According to an Air Force statement, this mission was one of a series of operations associated with Westpac, a dynamic force employment of the 94th Expeditionary Fighter Squadron to the U.S. Indo-Pacific Command (USINDOPACOM)’s area of responsibility. The 94th EFS is deployed to Andersen Air Force Base, Guam from the 1st Fighter Wing based at Joint Base Langley-Eustis, Virginia.
The Aerial Bulk Fuel Delivery System consists of two, 3,000-gallon aerial bladder tanks, two pumping modules, a meter and hoses. It is also capable of delivering 600 gallons per minute with one pump or 1,200 gallons per minute with both pumps.
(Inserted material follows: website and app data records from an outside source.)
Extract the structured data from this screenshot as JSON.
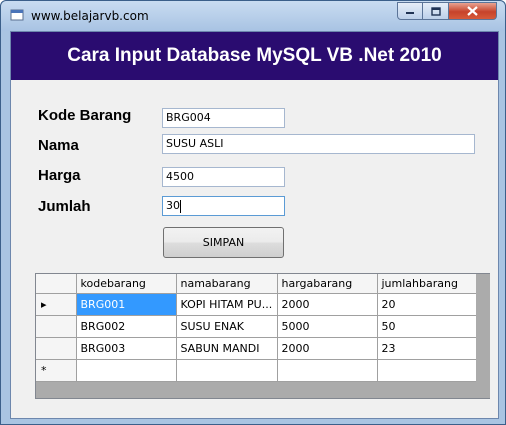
{
  "window": {
    "title": "www.belajarvb.com",
    "controls": {
      "minimize": "minimize-icon",
      "maximize": "maximize-icon",
      "close": "close-icon"
    }
  },
  "banner": {
    "text": "Cara Input Database MySQL VB .Net 2010"
  },
  "form": {
    "kode_label": "Kode Barang",
    "kode_value": "BRG004",
    "nama_label": "Nama",
    "nama_value": "SUSU ASLI",
    "harga_label": "Harga",
    "harga_value": "4500",
    "jumlah_label": "Jumlah",
    "jumlah_value": "30",
    "save_label": "SIMPAN"
  },
  "grid": {
    "columns": [
      "kodebarang",
      "namabarang",
      "hargabarang",
      "jumlahbarang"
    ],
    "rows": [
      [
        "BRG001",
        "KOPI HITAM PU...",
        "2000",
        "20"
      ],
      [
        "BRG002",
        "SUSU ENAK",
        "5000",
        "50"
      ],
      [
        "BRG003",
        "SABUN MANDI",
        "2000",
        "23"
      ]
    ],
    "row_markers": {
      "current": "▸",
      "new": "*"
    }
  },
  "colors": {
    "banner_bg": "#2a0c70",
    "selection": "#3399ff",
    "form_bg": "#f0f0f0",
    "grid_bg": "#ababab"
  }
}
This is the second time C-130s from the 36th Airlift Squadron, 374th Airlift Wing based at Yokota Air Base, Japan, have hot-pit refueled F-22 Raptors using ABFDS. The first time was during Valiant Shield 20, a biennial, U.S. only, joint field training exercise at Andersen Air Force Base, Guam, in September.
ABFDS supports PACAF’s ACE concept, which envisions the use of agile operations to generate resilient airpower in a contested environment. Should pilots find themselves running out of fuel and they cannot land at the airfield they departed from because it’s under attack or has battle damage, the pilots can divert to a different location knowing they can get refueled.
Being able to get fuel to places in the USINDOPACOM theater of operations is important due to its size. The command’s area of responsibility is more than 100 million square miles, or roughly 52 percent of the Earth’s surface, stretching from the west coast of the United States the west coast of India, and from the Artic to the Antarctic, making this an important capability.
ABFDS has been used in other USINDOPACOM exercises and to rotate U-2 Dragon Lady high-altitude reconnaissance aircraft in and out of South Korea. The system was also loaded onto Royal Australian Air Force (RAAF) C-17s and used to refuel a C-130 during Artic Ace 2018.